Evelyn Prentice (1934)

Rosalind Russell Evelyn Prentice
Rosalind Russell in Evelyn Prentice (1934)

This will be the first post in a series in which I will write about all of the films in Rosalind Russell’s filmography chronologically. That being said, let’s start with her debut—Evelyn Prentice. This film stars the versatile and loveable William Powell and Myrna Loy, a screen couple franchise—that’s what I like to call them—whom the public adored and made MGM a lot of money. Rosalind Russell, 27 years old at the time, was absolutely green in the movie industry, coming from a career on the stage (most recently with an English stage troupe led by the great C.C. Clive) right to sunny California where she didn’t know anyone. She was a lucky one, too, because although she wasn’t very well known as an actress, she got herself a contract with the most revered studio of the day, MGM studios, whose motto was “More stars than there are in heaven.” And for Roz to be put immediately into a movie with William Powell and Myrna Loy? That was just icing on the cake. While she shares no scenes with Myrna Loy, Roz became great friends with both Powell and Loy, two actors who enjoyed Roz’s sense of humor and bubbling personality. Rosalind came to adore William Powell, who was kind enough to help her with her first movie project. She didn’t quite know what to do in front of the cameras, and so she would simply walk across the soundstage, say her line, and walk out. But she was doing it all wrong, Powell pointed out to her. She had to hit the “marks” on the floor—walk and then stop on the chalk marks that guided the actors and cameramen. She appreciated his help and called Powell a “divine man and a great friend.” She was brought in as a back-up for Myrna Loy whenever Miss Loy didn’t like a movie she was put into or threatened to walk out. As Rosalind said, she was “a threat behind Myrna.”

Rosalind Russell Evelyn Prentice
Rosalind Russell, publicity shot for Evelyn Prentice (1934)

Evelyn Prentice centers around John Prentice and his wife, Evelyn (William Powell and Myrna Loy). John is a busy lawyer who seems to spend more and more time at the office than at home, which has his wife restless and lonely.
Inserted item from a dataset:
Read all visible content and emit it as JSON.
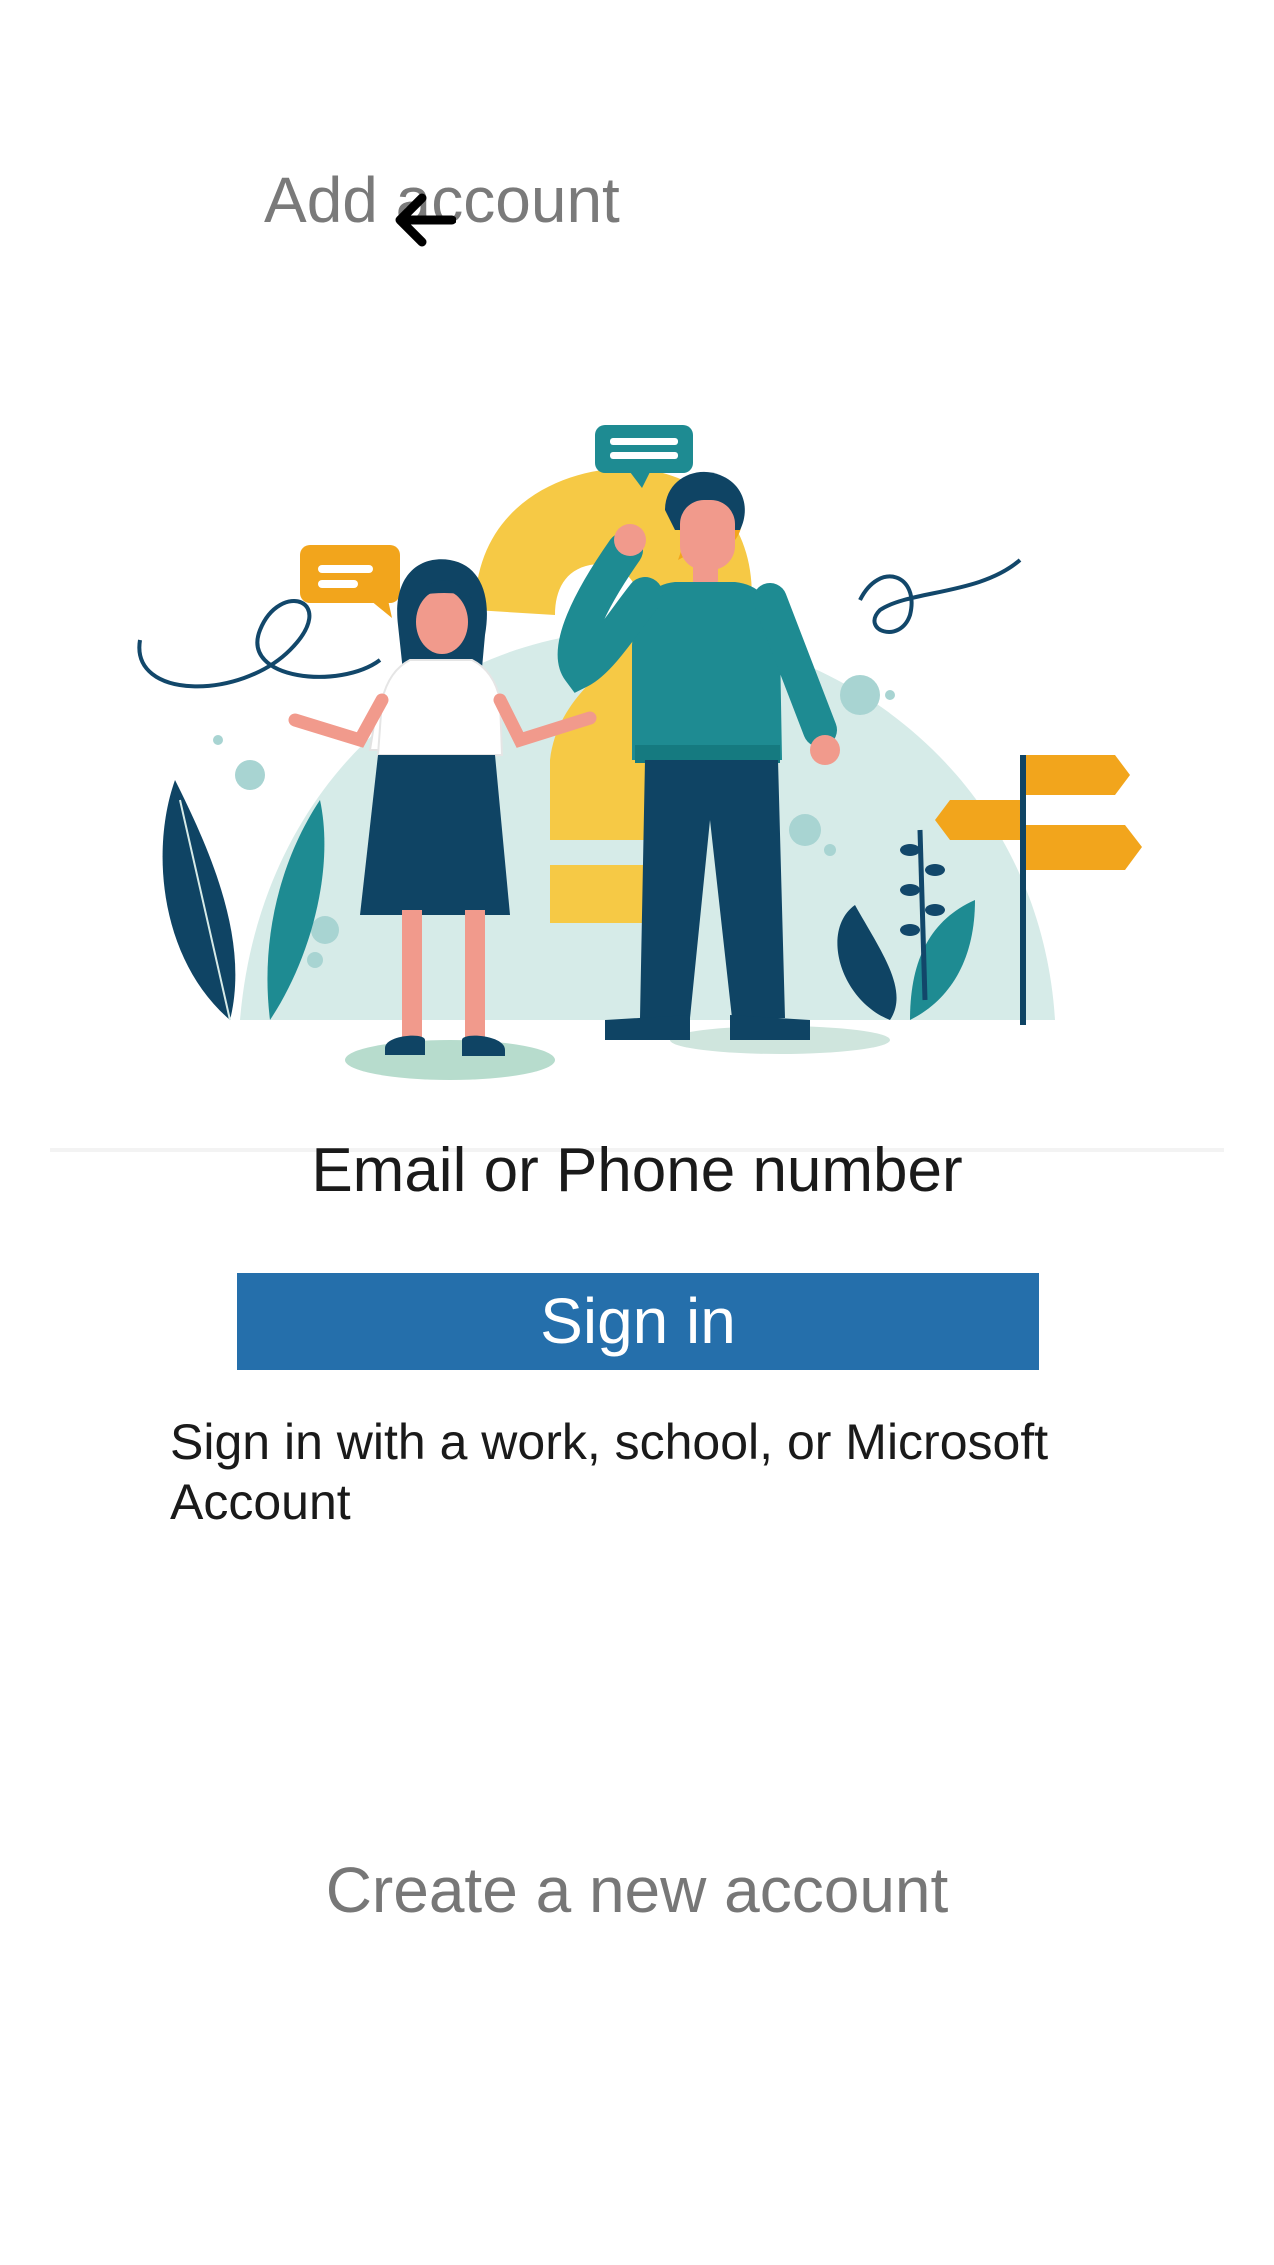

In the beginning of the film, he is busy on a case for Nancy Harrison (Rosalind Russell), who has been charged with manslaughter when she got into a car accident with a man who died at the scene. After John gets her acquitted, it is obvious she likes him as more than just her lawyer. She even takes a train for Boston because she knows he will be on the same train. Later, she sends a to John’s wife Evelyn, which is marked to be a gift to Nancy from John with a note saying it was found in John’s compartment. Roz’s character is a troublemaker, trying to ruin an already fragile marriage. She isn’t successful, and although 15 minutes into the movie, we never see her again, she certainly is noticeable. Being a widow, she always wears black in the film, and she looks lovely in the outfits, matching her equally dark hair.

Rosalind Russell William Powell Evelyn Prentice
Rosalind Russell and William Powell in a deleted scene from Evelyn Prentice (1934)

I highly recommend this movie because of Myrna Loy. The movie includes a wonderful courtroom scene, where Evelyn is on the stand, giving her heart-shattering testimony. Her testimony is beautifully moving and I always find my eyes glued to the screen during this scene. Isabel Jewell also gives a great performance on the stand, sparking a few tears in my eyes.

william powell myrna loy evelyn prentice
William Powell and Myrna Loy in Evelyn Prentice (1934)
myrna loy una merkel evelyn prentice
Myrna Loy and one of my favorite character actresses, Una Merkel

Here are some links pertaining to the film:

http://www.imdb.com/title/tt0025091/

http://screensnapshots.blogspot.com/2012/03/evelyn-prentice-1934-wheres-asta.html

Buy the film here

The full movie on YouTube

 

 

 

One thought on “Evelyn Prentice (1934)”

  1. That was an awesome start Desiree. I think this will be a cool series you will be doing. What a great idea. And yes I so want to see this movie..ASAP. Great post Des!

Leave a Comment